Samuel Beckett’s “Waiting for Godot” is tantamount to existential angst. A generation of theatre enthusiasts were left scratching their heads about Godot — the one who never comes. The “what if” question has rankled many. David Curzon’s “Godot Arrives” will give the query a gentle tease. Cathaayatra will present Curzon’s play, which picks up the thread from where “Waiting for Godot” leaves it, this weekend.
Unlike Beckett’s tragi-comedy, “Godot Arrives” perches itself firmly on the comedy path, veering severely towards the Absurd. “This original play by the American writer is an absurdist comedy,” says director Sameer Thakur. “The characters Didi and Gogo do not find themselves in such tragic situations,” adds Thakur, co-founder of Cathaayatra with Arushi Singh.
The award-winning play dwells on regular, trivial and everyday affairs and assures action every moment, says Thakur. Though the play is set in a contemporary context, in terms of design it is absurdist — not belonging to a particular time frame.
“We have tried to portray today’s issues, the absurdities of today’s religion, sex and relationships,” says Thakur. Cathaayatra, which aims for community awareness through theatre and arts, meandered into the mainstream with “A Perfect Relationship” last year. With “Godot Arrives”, Thakur says they “have pushed the boundaries of humour even more.”
Cathayaatra as a group takes pride in its close association with humour. They deal with issues with a touch of laughter. “You will not see a tragedy coming from us,” says Thakur. “It is the most absurd things that make us the happiest.
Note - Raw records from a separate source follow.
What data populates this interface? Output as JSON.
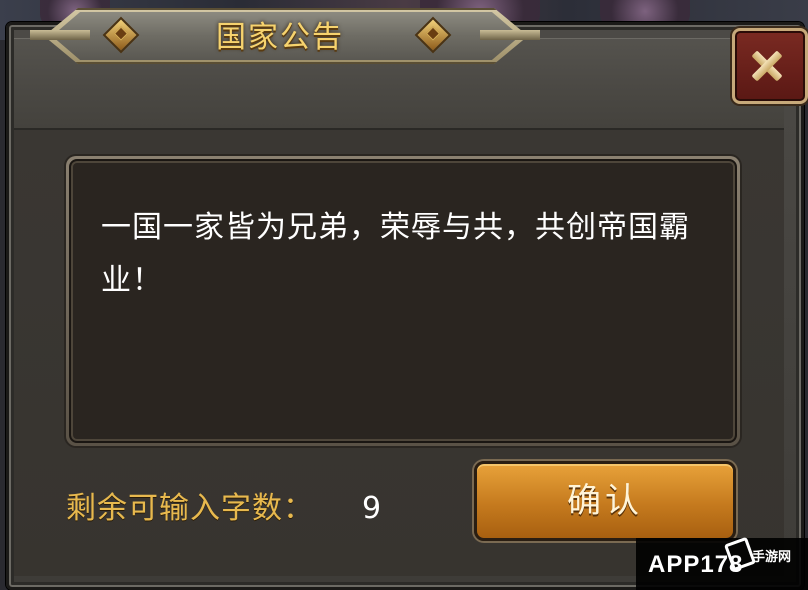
{
  "dialog": {
    "title": "国家公告",
    "close_icon": "close-x-icon"
  },
  "announcement": {
    "text": "一国一家皆为兄弟，荣辱与共，共创帝国霸业！"
  },
  "char_counter": {
    "label": "剩余可输入字数：",
    "value": "9"
  },
  "confirm_button": {
    "label": "确认"
  },
  "watermark": {
    "text": "APP178",
    "sub_text": "手游网"
  },
  "colors": {
    "title": "#f6d36e",
    "counter_label": "#e8b94e",
    "confirm_button": "#c57a1e",
    "close_button": "#7a2a22"
  }
}
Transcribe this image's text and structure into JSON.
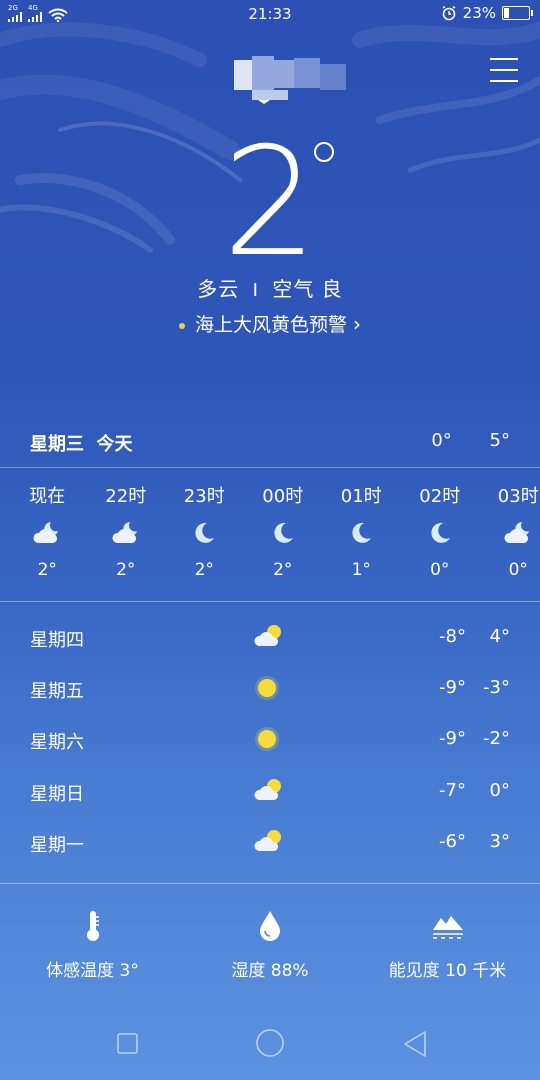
{
  "status": {
    "signal_left": "2G",
    "signal_right": "4G",
    "time": "21:33",
    "battery": "23%",
    "battery_level": 0.23
  },
  "current": {
    "temp": "2",
    "condition": "多云",
    "separator": "I",
    "air": "空气 良",
    "alert": "海上大风黄色预警"
  },
  "today": {
    "label": "星期三  今天",
    "low": "0°",
    "high": "5°"
  },
  "hourly": [
    {
      "time": "现在",
      "icon": "cloudy-night-icon",
      "temp": "2°"
    },
    {
      "time": "22时",
      "icon": "cloudy-night-icon",
      "temp": "2°"
    },
    {
      "time": "23时",
      "icon": "moon-icon",
      "temp": "2°"
    },
    {
      "time": "00时",
      "icon": "moon-icon",
      "temp": "2°"
    },
    {
      "time": "01时",
      "icon": "moon-icon",
      "temp": "1°"
    },
    {
      "time": "02时",
      "icon": "moon-icon",
      "temp": "0°"
    },
    {
      "time": "03时",
      "icon": "cloudy-night-icon",
      "temp": "0°"
    }
  ],
  "daily": [
    {
      "day": "星期四",
      "icon": "partly-cloudy-icon",
      "low": "-8°",
      "high": "4°"
    },
    {
      "day": "星期五",
      "icon": "sun-icon",
      "low": "-9°",
      "high": "-3°"
    },
    {
      "day": "星期六",
      "icon": "sun-icon",
      "low": "-9°",
      "high": "-2°"
    },
    {
      "day": "星期日",
      "icon": "partly-cloudy-icon",
      "low": "-7°",
      "high": "0°"
    },
    {
      "day": "星期一",
      "icon": "partly-cloudy-icon",
      "low": "-6°",
      "high": "3°"
    }
  ],
  "details": {
    "feels_like": "体感温度 3°",
    "humidity": "湿度 88%",
    "visibility": "能见度 10 千米"
  },
  "colors": {
    "alert_dot": "#e0dc40",
    "sun": "#f5dc3c",
    "moon": "#d6ecff"
  }
}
When you see the joke in a matter, it strikes you,” explains Thakur. It is on these lines which “Godot Arrives” promises to tread. Thakur was bitten by the “what if” bug after watching Beckett’s iconic play. Though he toyed with the idea of writing a piece, his decision to look for “something already written” on the subject led to Curzon’s play. “A solid and funny script makes the director’s work easier,” jokes Thakur.
Cathaayatra wants its mainstream experiences to be fodder to their voluntary work at the local level. Thakur, before forming the group, had spent considerable time with the legendary theatre personality from Punjab — Sardar Gursharan Singh, known popularly as Paaji. Inspired by his work, Cathaayatra came into being and was involved in community theatre with young people in the villages of Punjab and Haryana.
Cathaayatra moved to Delhi and its mainstream theatre is meant to be a “way of raising resources” and a “template” for the work at community level. It is still early days for them in Delhi where they are trying to find a foothold and give an arch to their community theatre.